**Prompt**
Leave out the pictures and retype all the entries below exactly.

**Data extracts**

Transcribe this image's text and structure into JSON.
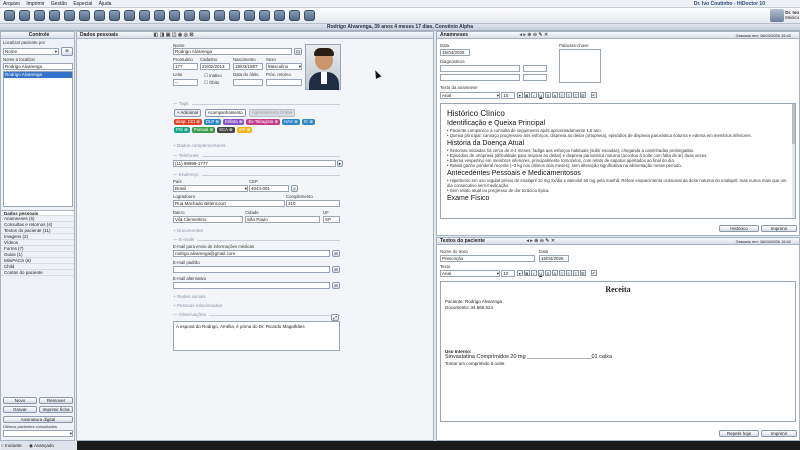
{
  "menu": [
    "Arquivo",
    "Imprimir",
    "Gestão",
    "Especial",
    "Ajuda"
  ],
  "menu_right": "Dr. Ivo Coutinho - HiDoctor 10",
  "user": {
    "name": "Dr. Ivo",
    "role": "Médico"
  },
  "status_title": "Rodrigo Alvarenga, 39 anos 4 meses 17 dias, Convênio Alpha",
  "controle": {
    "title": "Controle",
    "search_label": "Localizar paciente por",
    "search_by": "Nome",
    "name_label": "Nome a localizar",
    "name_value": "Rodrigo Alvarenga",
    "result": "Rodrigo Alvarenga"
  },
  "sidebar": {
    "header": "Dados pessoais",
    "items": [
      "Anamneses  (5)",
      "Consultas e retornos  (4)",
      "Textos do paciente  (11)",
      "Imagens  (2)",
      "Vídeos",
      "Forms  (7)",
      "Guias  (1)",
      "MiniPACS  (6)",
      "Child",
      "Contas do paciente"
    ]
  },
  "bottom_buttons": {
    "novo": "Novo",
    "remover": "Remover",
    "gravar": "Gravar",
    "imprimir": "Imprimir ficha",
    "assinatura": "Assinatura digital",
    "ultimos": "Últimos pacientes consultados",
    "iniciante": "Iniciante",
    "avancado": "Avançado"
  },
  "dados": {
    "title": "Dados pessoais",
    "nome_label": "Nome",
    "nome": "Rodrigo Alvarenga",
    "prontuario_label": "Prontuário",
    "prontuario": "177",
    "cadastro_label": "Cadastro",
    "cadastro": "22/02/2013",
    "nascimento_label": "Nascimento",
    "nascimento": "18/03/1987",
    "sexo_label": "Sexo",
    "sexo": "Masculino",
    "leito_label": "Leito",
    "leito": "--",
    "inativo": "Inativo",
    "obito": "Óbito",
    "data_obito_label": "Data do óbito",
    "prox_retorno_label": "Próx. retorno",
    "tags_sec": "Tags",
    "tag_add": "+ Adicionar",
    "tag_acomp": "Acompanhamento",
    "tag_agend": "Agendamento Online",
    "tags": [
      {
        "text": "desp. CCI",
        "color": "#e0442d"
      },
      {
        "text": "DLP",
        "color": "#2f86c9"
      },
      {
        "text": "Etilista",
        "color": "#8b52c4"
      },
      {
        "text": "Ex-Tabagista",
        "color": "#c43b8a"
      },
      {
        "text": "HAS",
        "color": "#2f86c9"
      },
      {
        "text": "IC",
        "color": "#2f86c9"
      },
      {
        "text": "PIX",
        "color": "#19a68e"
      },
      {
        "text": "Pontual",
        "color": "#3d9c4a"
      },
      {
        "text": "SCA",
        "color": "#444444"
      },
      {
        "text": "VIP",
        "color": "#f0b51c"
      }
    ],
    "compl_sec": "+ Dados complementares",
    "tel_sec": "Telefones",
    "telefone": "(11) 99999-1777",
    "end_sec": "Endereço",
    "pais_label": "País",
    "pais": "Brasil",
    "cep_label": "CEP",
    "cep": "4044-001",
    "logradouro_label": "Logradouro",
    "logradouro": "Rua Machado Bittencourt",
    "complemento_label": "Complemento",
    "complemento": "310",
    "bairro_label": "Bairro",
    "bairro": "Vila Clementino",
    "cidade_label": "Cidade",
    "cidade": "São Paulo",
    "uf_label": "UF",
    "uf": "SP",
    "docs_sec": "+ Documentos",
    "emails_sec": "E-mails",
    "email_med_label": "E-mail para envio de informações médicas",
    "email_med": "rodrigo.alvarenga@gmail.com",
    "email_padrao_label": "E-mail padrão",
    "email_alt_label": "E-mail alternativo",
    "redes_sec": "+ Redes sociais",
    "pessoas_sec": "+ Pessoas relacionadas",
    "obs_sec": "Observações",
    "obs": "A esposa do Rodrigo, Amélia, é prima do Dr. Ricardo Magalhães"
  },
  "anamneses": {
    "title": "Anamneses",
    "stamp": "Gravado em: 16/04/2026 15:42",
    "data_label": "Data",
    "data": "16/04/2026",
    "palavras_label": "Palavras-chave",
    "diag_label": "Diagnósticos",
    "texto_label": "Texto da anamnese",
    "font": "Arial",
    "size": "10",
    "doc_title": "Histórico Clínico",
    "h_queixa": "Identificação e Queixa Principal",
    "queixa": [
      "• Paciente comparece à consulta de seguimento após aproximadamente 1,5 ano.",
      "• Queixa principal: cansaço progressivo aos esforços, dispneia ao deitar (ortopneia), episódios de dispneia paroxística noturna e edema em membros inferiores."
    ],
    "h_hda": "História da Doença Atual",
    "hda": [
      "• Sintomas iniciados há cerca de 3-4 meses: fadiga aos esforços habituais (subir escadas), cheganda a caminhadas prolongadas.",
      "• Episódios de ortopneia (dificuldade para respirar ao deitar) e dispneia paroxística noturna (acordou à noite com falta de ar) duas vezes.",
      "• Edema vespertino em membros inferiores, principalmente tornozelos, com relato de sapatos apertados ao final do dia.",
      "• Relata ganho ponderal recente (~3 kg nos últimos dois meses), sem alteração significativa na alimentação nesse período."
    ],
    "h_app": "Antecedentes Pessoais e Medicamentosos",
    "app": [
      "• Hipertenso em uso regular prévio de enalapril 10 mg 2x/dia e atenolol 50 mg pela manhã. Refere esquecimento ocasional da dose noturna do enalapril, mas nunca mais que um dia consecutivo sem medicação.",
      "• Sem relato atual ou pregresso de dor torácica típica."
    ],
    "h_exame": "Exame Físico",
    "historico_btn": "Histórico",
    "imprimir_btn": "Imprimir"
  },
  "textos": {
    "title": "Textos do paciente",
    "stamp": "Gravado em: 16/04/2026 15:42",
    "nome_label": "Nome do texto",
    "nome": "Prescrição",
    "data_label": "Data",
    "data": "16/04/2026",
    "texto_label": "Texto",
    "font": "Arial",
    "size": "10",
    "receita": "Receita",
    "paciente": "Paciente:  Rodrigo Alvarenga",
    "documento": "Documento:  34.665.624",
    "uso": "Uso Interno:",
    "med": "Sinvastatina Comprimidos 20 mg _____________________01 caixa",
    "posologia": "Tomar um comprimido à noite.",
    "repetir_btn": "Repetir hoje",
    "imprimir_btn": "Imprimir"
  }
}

**Exercise result**
Transcribe this image's text and structure into JSON.
{
  "menu": [
    "Arquivo",
    "Imprimir",
    "Gestão",
    "Especial",
    "Ajuda"
  ],
  "menu_right": "Dr. Ivo Coutinho - HiDoctor 10",
  "user": {
    "name": "Dr. Ivo",
    "role": "Médico"
  },
  "status_title": "Rodrigo Alvarenga, 39 anos 4 meses 17 dias, Convênio Alpha",
  "controle": {
    "title": "Controle",
    "search_label": "Localizar paciente por",
    "search_by": "Nome",
    "name_label": "Nome a localizar",
    "name_value": "Rodrigo Alvarenga",
    "result": "Rodrigo Alvarenga"
  },
  "sidebar": {
    "header": "Dados pessoais",
    "items": [
      "Anamneses  (5)",
      "Consultas e retornos  (4)",
      "Textos do paciente  (11)",
      "Imagens  (2)",
      "Vídeos",
      "Forms  (7)",
      "Guias  (1)",
      "MiniPACS  (6)",
      "Child",
      "Contas do paciente"
    ]
  },
  "bottom_buttons": {
    "novo": "Novo",
    "remover": "Remover",
    "gravar": "Gravar",
    "imprimir": "Imprimir ficha",
    "assinatura": "Assinatura digital",
    "ultimos": "Últimos pacientes consultados",
    "iniciante": "Iniciante",
    "avancado": "Avançado"
  },
  "dados": {
    "title": "Dados pessoais",
    "nome_label": "Nome",
    "nome": "Rodrigo Alvarenga",
    "prontuario_label": "Prontuário",
    "prontuario": "177",
    "cadastro_label": "Cadastro",
    "cadastro": "22/02/2013",
    "nascimento_label": "Nascimento",
    "nascimento": "18/03/1987",
    "sexo_label": "Sexo",
    "sexo": "Masculino",
    "leito_label": "Leito",
    "leito": "--",
    "inativo": "Inativo",
    "obito": "Óbito",
    "data_obito_label": "Data do óbito",
    "prox_retorno_label": "Próx. retorno",
    "tags_sec": "Tags",
    "tag_add": "+ Adicionar",
    "tag_acomp": "Acompanhamento",
    "tag_agend": "Agendamento Online",
    "tags": [
      {
        "text": "desp. CCI",
        "color": "#e0442d"
      },
      {
        "text": "DLP",
        "color": "#2f86c9"
      },
      {
        "text": "Etilista",
        "color": "#8b52c4"
      },
      {
        "text": "Ex-Tabagista",
        "color": "#c43b8a"
      },
      {
        "text": "HAS",
        "color": "#2f86c9"
      },
      {
        "text": "IC",
        "color": "#2f86c9"
      },
      {
        "text": "PIX",
        "color": "#19a68e"
      },
      {
        "text": "Pontual",
        "color": "#3d9c4a"
      },
      {
        "text": "SCA",
        "color": "#444444"
      },
      {
        "text": "VIP",
        "color": "#f0b51c"
      }
    ],
    "compl_sec": "+ Dados complementares",
    "tel_sec": "Telefones",
    "telefone": "(11) 99999-1777",
    "end_sec": "Endereço",
    "pais_label": "País",
    "pais": "Brasil",
    "cep_label": "CEP",
    "cep": "4044-001",
    "logradouro_label": "Logradouro",
    "logradouro": "Rua Machado Bittencourt",
    "complemento_label": "Complemento",
    "complemento": "310",
    "bairro_label": "Bairro",
    "bairro": "Vila Clementino",
    "cidade_label": "Cidade",
    "cidade": "São Paulo",
    "uf_label": "UF",
    "uf": "SP",
    "docs_sec": "+ Documentos",
    "emails_sec": "E-mails",
    "email_med_label": "E-mail para envio de informações médicas",
    "email_med": "rodrigo.alvarenga@gmail.com",
    "email_padrao_label": "E-mail padrão",
    "email_alt_label": "E-mail alternativo",
    "redes_sec": "+ Redes sociais",
    "pessoas_sec": "+ Pessoas relacionadas",
    "obs_sec": "Observações",
    "obs": "A esposa do Rodrigo, Amélia, é prima do Dr. Ricardo Magalhães"
  },
  "anamneses": {
    "title": "Anamneses",
    "stamp": "Gravado em: 16/04/2026 15:42",
    "data_label": "Data",
    "data": "16/04/2026",
    "palavras_label": "Palavras-chave",
    "diag_label": "Diagnósticos",
    "texto_label": "Texto da anamnese",
    "font": "Arial",
    "size": "10",
    "doc_title": "Histórico Clínico",
    "h_queixa": "Identificação e Queixa Principal",
    "queixa": [
      "• Paciente comparece à consulta de seguimento após aproximadamente 1,5 ano.",
      "• Queixa principal: cansaço progressivo aos esforços, dispneia ao deitar (ortopneia), episódios de dispneia paroxística noturna e edema em membros inferiores."
    ],
    "h_hda": "História da Doença Atual",
    "hda": [
      "• Sintomas iniciados há cerca de 3-4 meses: fadiga aos esforços habituais (subir escadas), cheganda a caminhadas prolongadas.",
      "• Episódios de ortopneia (dificuldade para respirar ao deitar) e dispneia paroxística noturna (acordou à noite com falta de ar) duas vezes.",
      "• Edema vespertino em membros inferiores, principalmente tornozelos, com relato de sapatos apertados ao final do dia.",
      "• Relata ganho ponderal recente (~3 kg nos últimos dois meses), sem alteração significativa na alimentação nesse período."
    ],
    "h_app": "Antecedentes Pessoais e Medicamentosos",
    "app": [
      "• Hipertenso em uso regular prévio de enalapril 10 mg 2x/dia e atenolol 50 mg pela manhã. Refere esquecimento ocasional da dose noturna do enalapril, mas nunca mais que um dia consecutivo sem medicação.",
      "• Sem relato atual ou pregresso de dor torácica típica."
    ],
    "h_exame": "Exame Físico",
    "historico_btn": "Histórico",
    "imprimir_btn": "Imprimir"
  },
  "textos": {
    "title": "Textos do paciente",
    "stamp": "Gravado em: 16/04/2026 15:42",
    "nome_label": "Nome do texto",
    "nome": "Prescrição",
    "data_label": "Data",
    "data": "16/04/2026",
    "texto_label": "Texto",
    "font": "Arial",
    "size": "10",
    "receita": "Receita",
    "paciente": "Paciente:  Rodrigo Alvarenga",
    "documento": "Documento:  34.665.624",
    "uso": "Uso Interno:",
    "med": "Sinvastatina Comprimidos 20 mg _____________________01 caixa",
    "posologia": "Tomar um comprimido à noite.",
    "repetir_btn": "Repetir hoje",
    "imprimir_btn": "Imprimir"
  }
}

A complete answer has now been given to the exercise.